§ **Activity**:
Every line in the records below with the string "woman" is to be copied out.

____________________

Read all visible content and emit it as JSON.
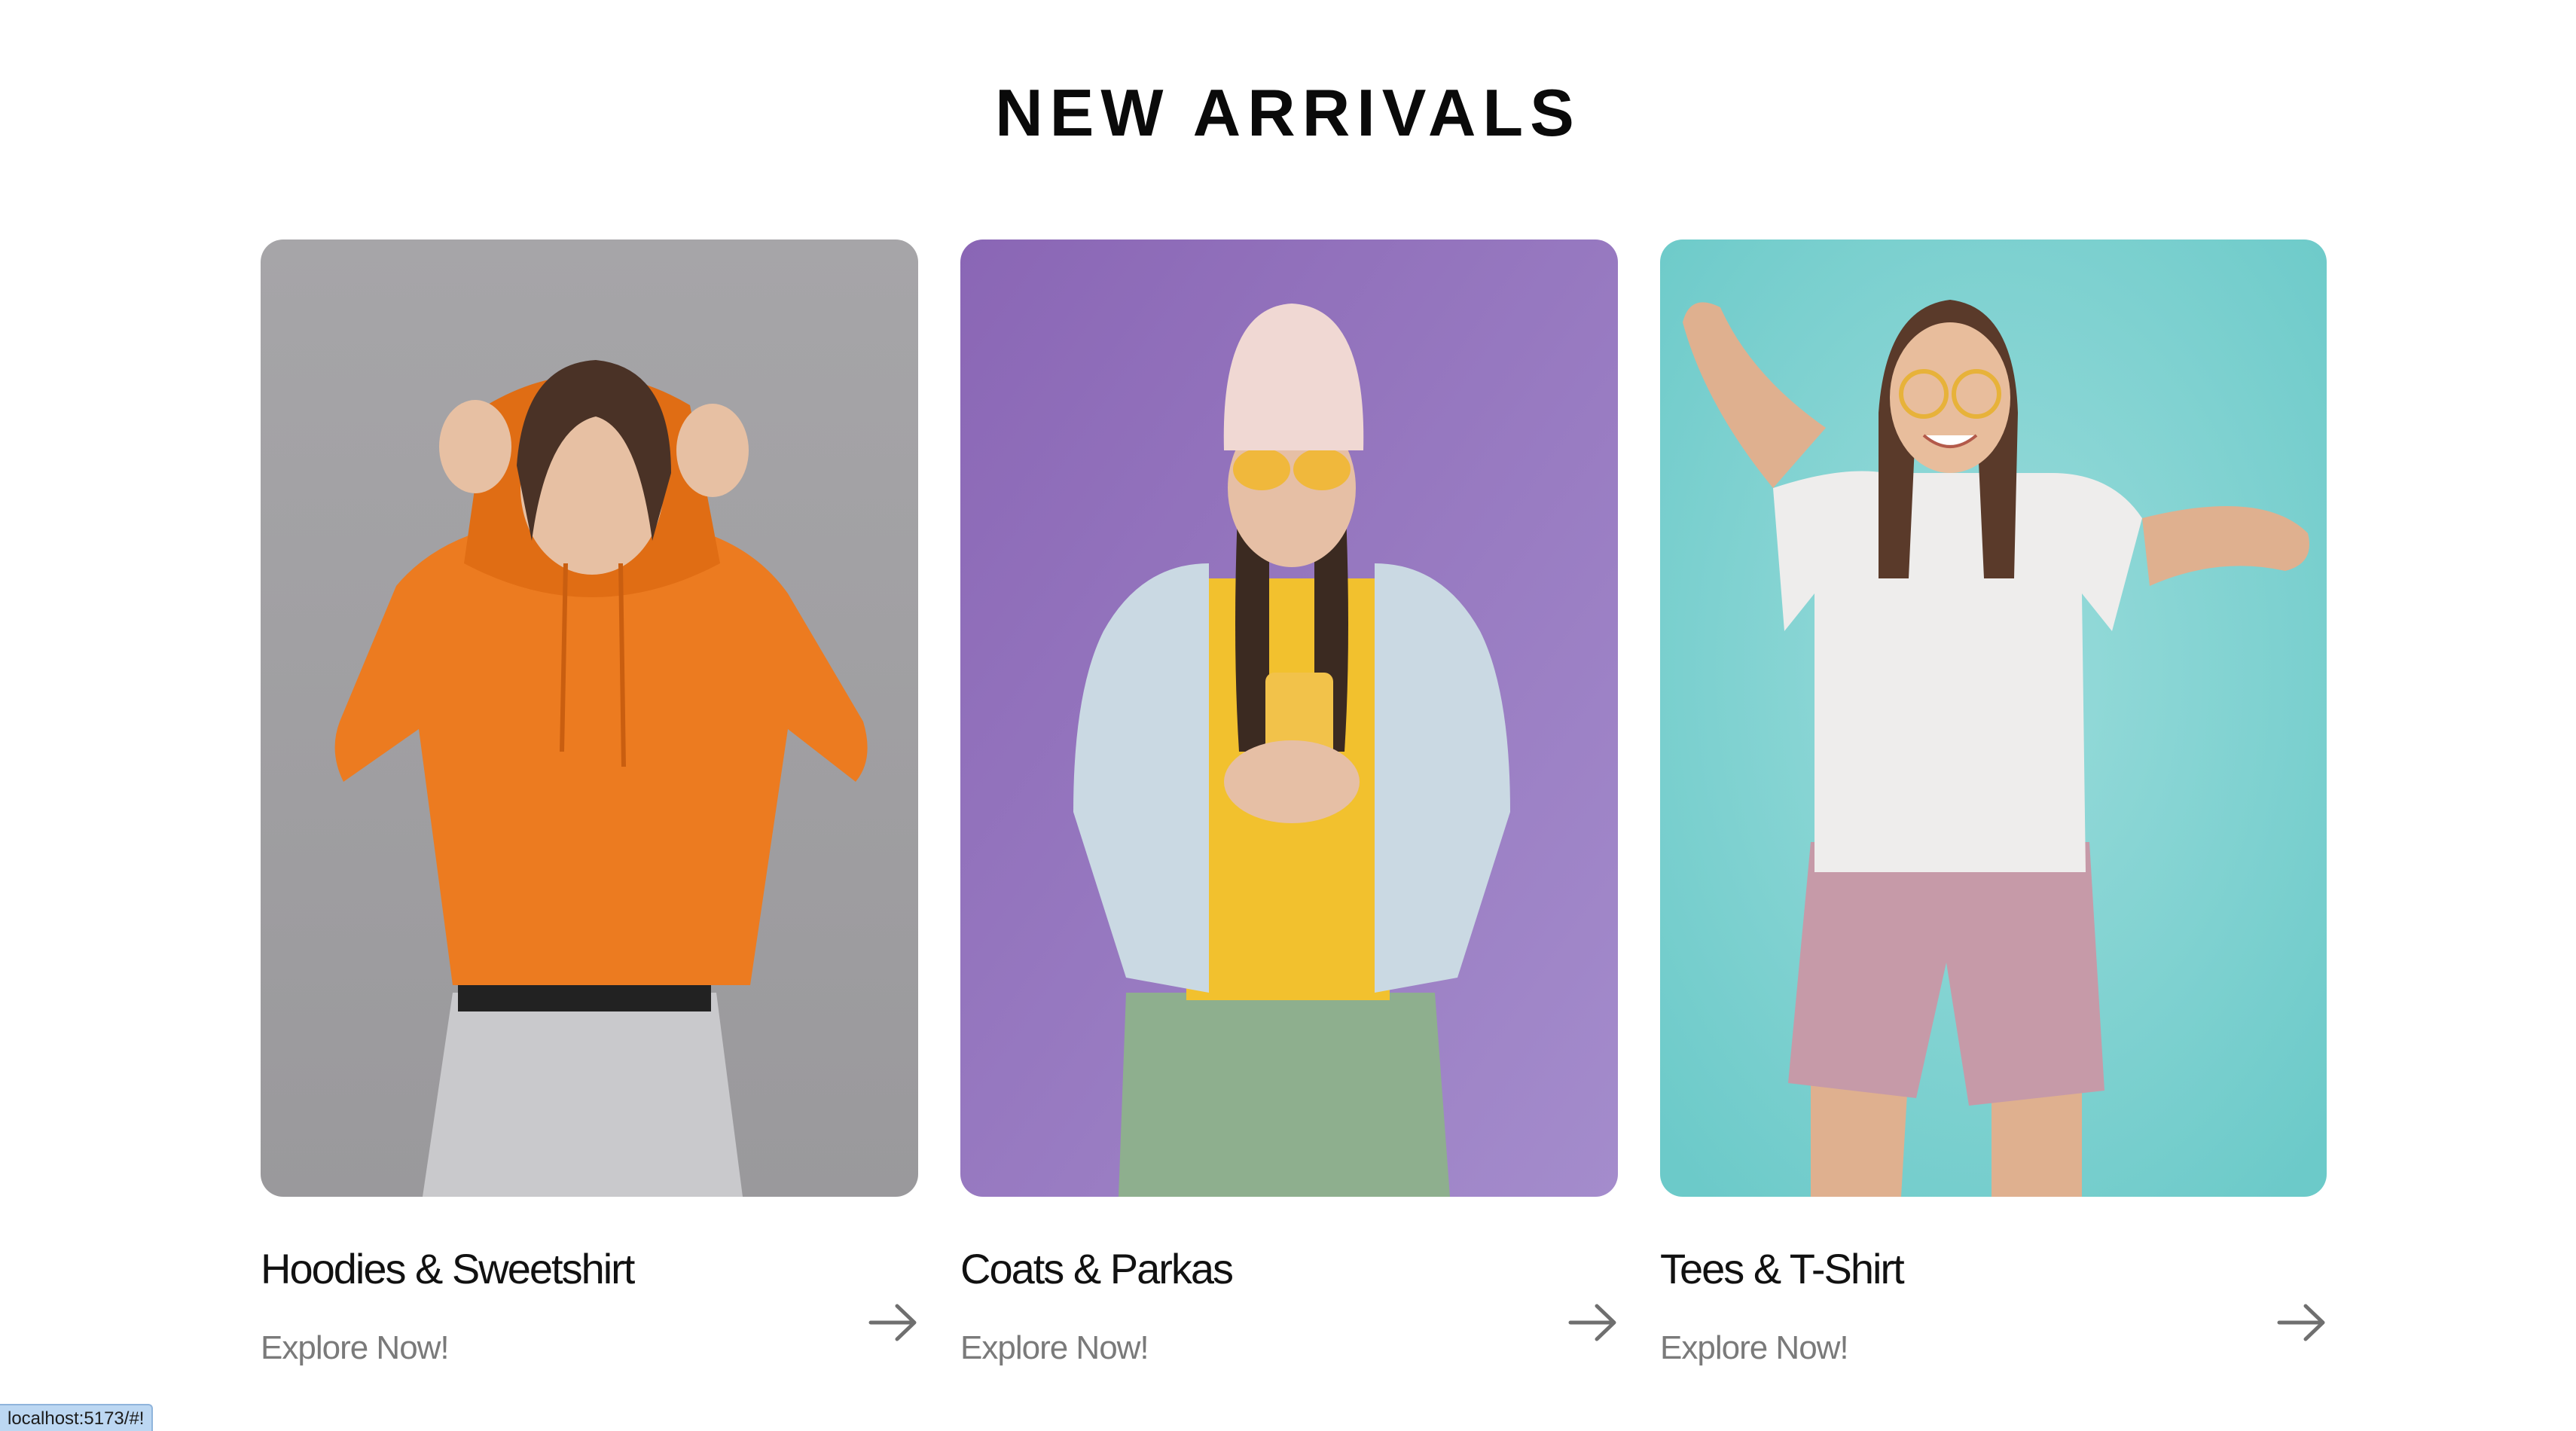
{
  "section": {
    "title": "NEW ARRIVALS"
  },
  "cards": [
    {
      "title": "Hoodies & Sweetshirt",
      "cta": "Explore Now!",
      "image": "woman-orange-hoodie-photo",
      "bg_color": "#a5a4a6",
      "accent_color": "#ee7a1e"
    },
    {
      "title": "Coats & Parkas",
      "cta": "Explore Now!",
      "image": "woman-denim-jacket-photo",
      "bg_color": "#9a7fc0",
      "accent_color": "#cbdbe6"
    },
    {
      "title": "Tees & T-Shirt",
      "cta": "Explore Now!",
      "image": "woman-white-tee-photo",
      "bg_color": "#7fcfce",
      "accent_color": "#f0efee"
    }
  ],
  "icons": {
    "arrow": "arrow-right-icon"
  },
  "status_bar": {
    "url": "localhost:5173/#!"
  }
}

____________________

§ **Solution for this task**:
      "image": "woman-orange-hoodie-photo",
      "image": "woman-denim-jacket-photo",
      "image": "woman-white-tee-photo",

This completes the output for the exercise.